Pink salt is a type of rock salt that gets its color from trace minerals such as potassium, magnesium, and calcium, Color differs in hue ranging from a pale pink to a deeper brick color, depending on the area it was mined. It is sold in various textures ranging from fine to coarser crystals. these extra minerals also give the salt a slightly different flavor, save it for finishing a dish so you can really enjoy its nuances. Great for presentation and also adds a bit of flavor to the food sitting on top.
Pink Himalayan salt is touted by healthy home cooks as the ultimate mineral-rich seasoning for meats and fish. said to be the purest of the sea salt family.
4. COARSE SALT
Many coarse salts also come from the sea, but they should be used differently than their finer counterparts because they're more concentrated and they don't dissolve as easily. In fact, Its more for finishing or garnishing when you're looking for a dramatic contrast, like on a sweet dessert or it can be used for baking salt-crusted fish, or potatoes.
A few of the most common kinds of coarse salt include sel gris, gros sel, and fleur de sel.
5. GROUND SALT
Salt which is taken from the ground, (not the sea). This salt is usually highly refined — meaning that it’s heavily ground, with most of its impurities and trace minerals removed.
The problem with heavily ground salt is that it can clump together. For this reason, various substances — called anti-caking agents — are added so that it flows freely.
6. TABLE SALT
The most common ground salt is table salt, a cheap and common seasoning that can be found in most home kitchens. This is Basically the stuff you put into the salt shaker… It pours out easily and neatly. The one quality that table salt has over kosher salt is that it dissolves better.…..

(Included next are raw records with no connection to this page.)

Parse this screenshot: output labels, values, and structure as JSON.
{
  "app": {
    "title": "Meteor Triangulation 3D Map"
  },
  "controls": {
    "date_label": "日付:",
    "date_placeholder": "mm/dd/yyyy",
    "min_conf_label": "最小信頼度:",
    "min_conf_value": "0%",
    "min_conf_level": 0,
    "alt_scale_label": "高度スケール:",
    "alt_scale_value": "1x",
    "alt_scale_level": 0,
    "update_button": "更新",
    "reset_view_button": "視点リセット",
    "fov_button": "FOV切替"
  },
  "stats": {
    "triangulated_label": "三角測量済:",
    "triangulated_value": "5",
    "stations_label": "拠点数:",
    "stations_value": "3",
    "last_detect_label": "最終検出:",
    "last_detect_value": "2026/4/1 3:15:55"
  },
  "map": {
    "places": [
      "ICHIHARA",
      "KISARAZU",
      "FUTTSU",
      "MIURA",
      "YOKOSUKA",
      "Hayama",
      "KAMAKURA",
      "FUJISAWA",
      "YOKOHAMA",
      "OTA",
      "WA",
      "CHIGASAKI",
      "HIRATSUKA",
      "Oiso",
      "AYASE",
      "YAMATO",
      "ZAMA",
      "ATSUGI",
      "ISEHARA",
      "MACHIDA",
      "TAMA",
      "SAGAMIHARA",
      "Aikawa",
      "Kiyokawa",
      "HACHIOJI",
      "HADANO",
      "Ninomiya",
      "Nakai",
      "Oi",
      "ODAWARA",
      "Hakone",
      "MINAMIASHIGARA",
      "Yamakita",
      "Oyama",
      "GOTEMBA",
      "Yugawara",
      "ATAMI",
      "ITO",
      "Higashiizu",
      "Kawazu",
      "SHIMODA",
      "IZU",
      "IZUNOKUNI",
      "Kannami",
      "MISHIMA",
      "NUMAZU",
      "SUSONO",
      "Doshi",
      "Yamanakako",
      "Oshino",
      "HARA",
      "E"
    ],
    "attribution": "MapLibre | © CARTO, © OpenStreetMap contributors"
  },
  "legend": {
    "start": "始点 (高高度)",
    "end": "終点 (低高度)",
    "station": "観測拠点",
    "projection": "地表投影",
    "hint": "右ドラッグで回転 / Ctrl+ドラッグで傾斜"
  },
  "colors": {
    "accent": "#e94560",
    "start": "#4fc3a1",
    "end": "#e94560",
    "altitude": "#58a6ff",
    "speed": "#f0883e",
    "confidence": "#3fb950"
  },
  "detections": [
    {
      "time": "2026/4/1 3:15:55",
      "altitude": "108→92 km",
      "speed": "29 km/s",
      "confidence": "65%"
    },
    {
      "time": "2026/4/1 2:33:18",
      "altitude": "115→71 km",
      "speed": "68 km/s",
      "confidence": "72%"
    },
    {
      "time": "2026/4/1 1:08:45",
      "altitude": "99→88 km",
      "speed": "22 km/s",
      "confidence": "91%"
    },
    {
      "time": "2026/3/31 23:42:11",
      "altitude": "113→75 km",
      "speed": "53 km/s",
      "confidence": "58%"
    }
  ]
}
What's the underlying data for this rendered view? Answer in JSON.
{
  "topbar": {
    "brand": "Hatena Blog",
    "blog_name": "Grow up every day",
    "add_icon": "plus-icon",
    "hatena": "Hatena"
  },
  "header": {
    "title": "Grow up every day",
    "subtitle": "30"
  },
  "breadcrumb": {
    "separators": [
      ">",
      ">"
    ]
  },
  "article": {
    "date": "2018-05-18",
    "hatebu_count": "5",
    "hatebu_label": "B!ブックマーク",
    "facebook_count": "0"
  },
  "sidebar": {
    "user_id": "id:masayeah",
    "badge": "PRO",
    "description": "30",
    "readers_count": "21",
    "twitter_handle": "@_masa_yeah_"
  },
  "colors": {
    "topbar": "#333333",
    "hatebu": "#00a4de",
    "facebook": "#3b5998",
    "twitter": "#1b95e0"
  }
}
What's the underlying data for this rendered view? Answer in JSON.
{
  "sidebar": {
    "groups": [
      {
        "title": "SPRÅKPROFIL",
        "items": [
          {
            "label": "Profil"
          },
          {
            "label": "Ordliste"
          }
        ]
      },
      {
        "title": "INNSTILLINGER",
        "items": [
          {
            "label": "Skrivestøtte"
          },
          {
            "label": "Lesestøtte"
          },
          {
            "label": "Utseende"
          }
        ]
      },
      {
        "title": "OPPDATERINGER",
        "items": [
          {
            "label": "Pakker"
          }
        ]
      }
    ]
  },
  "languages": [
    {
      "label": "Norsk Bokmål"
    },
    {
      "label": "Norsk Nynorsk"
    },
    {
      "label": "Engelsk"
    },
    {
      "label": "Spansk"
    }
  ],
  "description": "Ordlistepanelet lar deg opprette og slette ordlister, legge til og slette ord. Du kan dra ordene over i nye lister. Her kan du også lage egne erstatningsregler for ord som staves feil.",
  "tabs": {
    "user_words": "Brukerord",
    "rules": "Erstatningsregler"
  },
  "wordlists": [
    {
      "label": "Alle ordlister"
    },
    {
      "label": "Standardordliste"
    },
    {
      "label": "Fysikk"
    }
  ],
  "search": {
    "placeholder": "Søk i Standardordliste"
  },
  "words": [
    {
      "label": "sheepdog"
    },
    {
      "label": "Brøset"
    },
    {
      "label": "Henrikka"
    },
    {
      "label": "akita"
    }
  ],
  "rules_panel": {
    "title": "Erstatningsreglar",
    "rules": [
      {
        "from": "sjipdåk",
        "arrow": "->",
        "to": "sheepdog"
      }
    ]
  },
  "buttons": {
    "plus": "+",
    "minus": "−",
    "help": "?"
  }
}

A refined version of salt, table salt has added iodine, a trace mineral necessary for correct thyroid function. Iodized salt usually contains anti-clumping agents that give it a distinctive, slightly metallic taste—one that most professional cooks do not enjoy. It's also highly processed and has a weaker salinity and flavor, so it definitely isn't the best option to cook with.